APFS relies on the Container as a principal element for storing data. A single Container can hold multiple volumes (filesystems) that share the storage space available in it. The information about the number of blocks in the Container, the block size, etc. is stored in the Container Superblock, which also acts as an entry point into each volume. The allocation of blocks in the entire Container is tracked with the help of one common Bitmap.

At the same time, volumes have their own Volume Superblocks and independent structures for storing data and metadata. All files and folders in them are managed using binary search tree structures, referred to as File and Folder B-Trees. The nodes in such trees store keys and values.

The content of any file is represented by at least one extent, which keeps the information about its starting location and length in blocks. All extents in the volume a handled by a dedicated B-tree.

Nonetheless, in spite of its optimized structure and other apparent benefits, APFS has been developed with flash storage in mind and might not be the best alternative for mechanical hard disk drives. On top of that, it may cause their excessive fragmentation and thus degraded performance. Also, it is impossible to access an APFS volume under previous versions of macOS – macOS Sierra 10.12 or earlier, which may become an obstacle in certain usage scenarios.


HFS+ (Hierarchical File System Plus), also known as Mac OS Extended, was released in 1998 with Mac OS 8.1 and served as a default filesystem for Mac computers, as well as for iPod and Xserve products, before it was replaced by APFS in macOS High Sierra 10.13. Originally, it was just an extension to the legacy HFS format, which is now almost forty years old.

HFS+ implements the journaling mechanism to prevent corruption of its structures. All modifications are documented in the Journal area, which makes it possible to restore them promptly in case of unexpected events, like power failures.

One of the core structures of HFS+ is called the Volume Header, which is available at the beginning of an HFS+ volume. It contains the general FS parameters along with the locations of other crucial elements. Most of the other service information is organized into special files that can be found in different parts of the volume and are mainly represented by B-trees.

The whole storage space in HFS+ is split up into equal allocation blocks. The state of each allocation block is recorded in the bitmap-like Allocation File. As a rule, such blocks are assigned to files in continuous groups, which helps to reduce their fragmentation.

Files may have two sets of data associated with them. The actual file’s content is referred to as a data fork, while the additional information about it is stored as a resource fork. A contiguous sequence of blocks belonging to a fork is called an extent, which is represented by its starting position and number of blocks in it.

The Catalog File has records for every file and directory in the filesystem. Such records contain the majority of metadata and also the first eight extents of each fork. Further extents, if available, are kept in the Extents Overflow File. And, finally, additional attributes related to files and folders are stored in the Attributes File.

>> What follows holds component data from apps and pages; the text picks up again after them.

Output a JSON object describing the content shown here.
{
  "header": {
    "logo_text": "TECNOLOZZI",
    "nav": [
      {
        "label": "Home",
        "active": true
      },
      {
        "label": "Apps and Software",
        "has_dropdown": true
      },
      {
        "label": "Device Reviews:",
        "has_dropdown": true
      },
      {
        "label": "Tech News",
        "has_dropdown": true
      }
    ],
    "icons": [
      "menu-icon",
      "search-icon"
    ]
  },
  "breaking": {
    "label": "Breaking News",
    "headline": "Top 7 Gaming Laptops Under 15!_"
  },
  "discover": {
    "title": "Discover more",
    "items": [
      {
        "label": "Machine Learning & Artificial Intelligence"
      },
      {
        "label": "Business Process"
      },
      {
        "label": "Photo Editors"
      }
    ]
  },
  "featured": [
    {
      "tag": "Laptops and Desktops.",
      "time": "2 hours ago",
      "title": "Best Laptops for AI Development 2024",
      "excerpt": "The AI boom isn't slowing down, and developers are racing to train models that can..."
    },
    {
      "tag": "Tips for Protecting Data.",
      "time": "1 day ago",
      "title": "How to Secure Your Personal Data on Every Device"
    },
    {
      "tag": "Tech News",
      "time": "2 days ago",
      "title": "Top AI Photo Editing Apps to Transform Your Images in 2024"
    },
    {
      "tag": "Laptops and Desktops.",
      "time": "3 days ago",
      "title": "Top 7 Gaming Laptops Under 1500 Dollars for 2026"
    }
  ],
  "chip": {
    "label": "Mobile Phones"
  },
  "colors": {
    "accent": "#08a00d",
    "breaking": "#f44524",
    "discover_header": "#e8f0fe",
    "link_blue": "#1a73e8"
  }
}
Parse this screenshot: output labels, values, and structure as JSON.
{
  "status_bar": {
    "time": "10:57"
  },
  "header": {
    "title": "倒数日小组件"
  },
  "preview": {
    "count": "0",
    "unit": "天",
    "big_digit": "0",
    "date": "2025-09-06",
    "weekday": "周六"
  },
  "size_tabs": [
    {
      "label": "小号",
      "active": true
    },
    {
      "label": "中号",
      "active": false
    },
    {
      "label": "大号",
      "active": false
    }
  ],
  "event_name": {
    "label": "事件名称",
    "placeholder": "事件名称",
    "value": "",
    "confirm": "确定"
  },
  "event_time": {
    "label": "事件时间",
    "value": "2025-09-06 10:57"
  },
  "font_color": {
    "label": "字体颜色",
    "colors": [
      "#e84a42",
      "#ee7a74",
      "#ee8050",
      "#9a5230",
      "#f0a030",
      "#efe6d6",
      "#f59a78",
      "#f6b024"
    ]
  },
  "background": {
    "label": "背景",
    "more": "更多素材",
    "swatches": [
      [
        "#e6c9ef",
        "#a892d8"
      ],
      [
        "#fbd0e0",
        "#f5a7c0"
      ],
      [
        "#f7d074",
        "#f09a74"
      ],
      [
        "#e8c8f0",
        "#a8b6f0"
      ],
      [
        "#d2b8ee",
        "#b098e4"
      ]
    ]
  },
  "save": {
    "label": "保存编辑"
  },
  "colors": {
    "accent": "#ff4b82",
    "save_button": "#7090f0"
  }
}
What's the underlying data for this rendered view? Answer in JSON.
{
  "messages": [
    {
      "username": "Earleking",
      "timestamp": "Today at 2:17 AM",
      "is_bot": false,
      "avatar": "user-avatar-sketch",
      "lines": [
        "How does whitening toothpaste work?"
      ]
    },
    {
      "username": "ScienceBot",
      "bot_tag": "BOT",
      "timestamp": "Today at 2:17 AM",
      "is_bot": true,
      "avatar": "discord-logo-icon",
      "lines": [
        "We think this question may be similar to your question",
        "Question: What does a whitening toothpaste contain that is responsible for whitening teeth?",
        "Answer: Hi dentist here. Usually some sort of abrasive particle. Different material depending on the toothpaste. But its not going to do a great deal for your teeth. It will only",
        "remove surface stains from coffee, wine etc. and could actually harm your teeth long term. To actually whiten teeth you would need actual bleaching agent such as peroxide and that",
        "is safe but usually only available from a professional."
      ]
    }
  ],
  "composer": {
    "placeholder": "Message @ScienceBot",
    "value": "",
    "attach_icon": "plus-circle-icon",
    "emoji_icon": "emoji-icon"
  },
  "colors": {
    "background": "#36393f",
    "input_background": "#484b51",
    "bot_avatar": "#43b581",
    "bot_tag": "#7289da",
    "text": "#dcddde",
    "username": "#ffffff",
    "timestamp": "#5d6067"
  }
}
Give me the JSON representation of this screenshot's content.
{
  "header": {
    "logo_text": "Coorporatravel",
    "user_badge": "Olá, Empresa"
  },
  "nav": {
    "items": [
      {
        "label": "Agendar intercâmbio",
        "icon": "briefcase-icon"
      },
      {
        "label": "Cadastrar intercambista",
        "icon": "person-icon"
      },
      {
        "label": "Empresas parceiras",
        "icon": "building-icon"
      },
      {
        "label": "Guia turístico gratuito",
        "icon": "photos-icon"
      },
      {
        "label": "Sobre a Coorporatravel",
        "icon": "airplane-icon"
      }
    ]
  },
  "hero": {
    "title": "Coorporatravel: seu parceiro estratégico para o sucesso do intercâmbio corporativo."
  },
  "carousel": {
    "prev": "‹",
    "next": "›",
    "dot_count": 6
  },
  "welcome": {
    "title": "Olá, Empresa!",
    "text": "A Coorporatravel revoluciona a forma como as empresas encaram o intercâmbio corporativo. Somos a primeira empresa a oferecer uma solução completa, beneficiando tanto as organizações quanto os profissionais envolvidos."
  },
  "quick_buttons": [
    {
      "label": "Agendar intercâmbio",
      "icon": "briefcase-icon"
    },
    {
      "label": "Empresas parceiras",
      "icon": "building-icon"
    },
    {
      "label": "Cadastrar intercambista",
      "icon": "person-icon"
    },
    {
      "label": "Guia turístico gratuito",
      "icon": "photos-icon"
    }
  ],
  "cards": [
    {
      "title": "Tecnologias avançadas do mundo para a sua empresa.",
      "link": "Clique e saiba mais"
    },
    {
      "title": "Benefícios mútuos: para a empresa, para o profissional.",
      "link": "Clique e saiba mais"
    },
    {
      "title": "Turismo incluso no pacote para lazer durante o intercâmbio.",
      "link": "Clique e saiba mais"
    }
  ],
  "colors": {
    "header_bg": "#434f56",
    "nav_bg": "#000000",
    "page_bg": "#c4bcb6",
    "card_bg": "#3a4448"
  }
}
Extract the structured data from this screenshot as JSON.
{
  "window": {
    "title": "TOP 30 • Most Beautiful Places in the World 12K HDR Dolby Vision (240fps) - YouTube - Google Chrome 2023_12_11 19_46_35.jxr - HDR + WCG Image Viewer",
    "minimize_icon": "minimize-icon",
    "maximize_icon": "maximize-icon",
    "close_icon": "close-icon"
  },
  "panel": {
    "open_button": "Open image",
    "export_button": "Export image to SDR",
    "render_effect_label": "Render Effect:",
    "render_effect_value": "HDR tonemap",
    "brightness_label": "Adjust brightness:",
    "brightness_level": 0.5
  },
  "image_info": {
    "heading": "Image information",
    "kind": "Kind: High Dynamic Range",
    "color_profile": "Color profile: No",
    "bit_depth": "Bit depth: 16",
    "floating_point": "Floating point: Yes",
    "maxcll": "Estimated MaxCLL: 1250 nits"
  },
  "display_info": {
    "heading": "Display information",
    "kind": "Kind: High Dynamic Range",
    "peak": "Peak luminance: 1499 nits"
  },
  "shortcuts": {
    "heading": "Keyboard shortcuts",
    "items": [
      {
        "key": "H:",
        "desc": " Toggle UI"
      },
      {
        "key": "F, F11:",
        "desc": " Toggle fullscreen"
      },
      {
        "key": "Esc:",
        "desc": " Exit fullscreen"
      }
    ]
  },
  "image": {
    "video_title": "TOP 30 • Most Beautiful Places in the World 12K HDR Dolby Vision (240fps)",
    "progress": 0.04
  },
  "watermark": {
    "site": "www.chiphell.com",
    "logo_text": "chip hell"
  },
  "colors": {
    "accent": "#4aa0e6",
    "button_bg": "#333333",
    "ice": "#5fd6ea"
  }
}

Among other things, HFS+ supports multiple references to the same file’s content, known as hard links. Unlike regular files, hard links do not require any extra storage space – they exist in the Catalog File as pointers to the original file, which is itself moved to the hidden root directory.

Although HFS+ has already become outdated, it provides the benefit of reverse compatibility, allowing to preserve access to computers with older versions of macOS. Therefore, it is not likely to fall out of use very quickly.

Hint: The details related to the possibility of data recovery from these FS types can be found in the articles about the peculiarities of data recovery depending on the operating system and chances for data recovery. If you’re interested in the practical side of the procedure, please, refer to the guide on data recovery from macOS.

In case you want to learn more about the native formats of other popular operating systems, please refer to the following articles:

Last update: April 19, 2023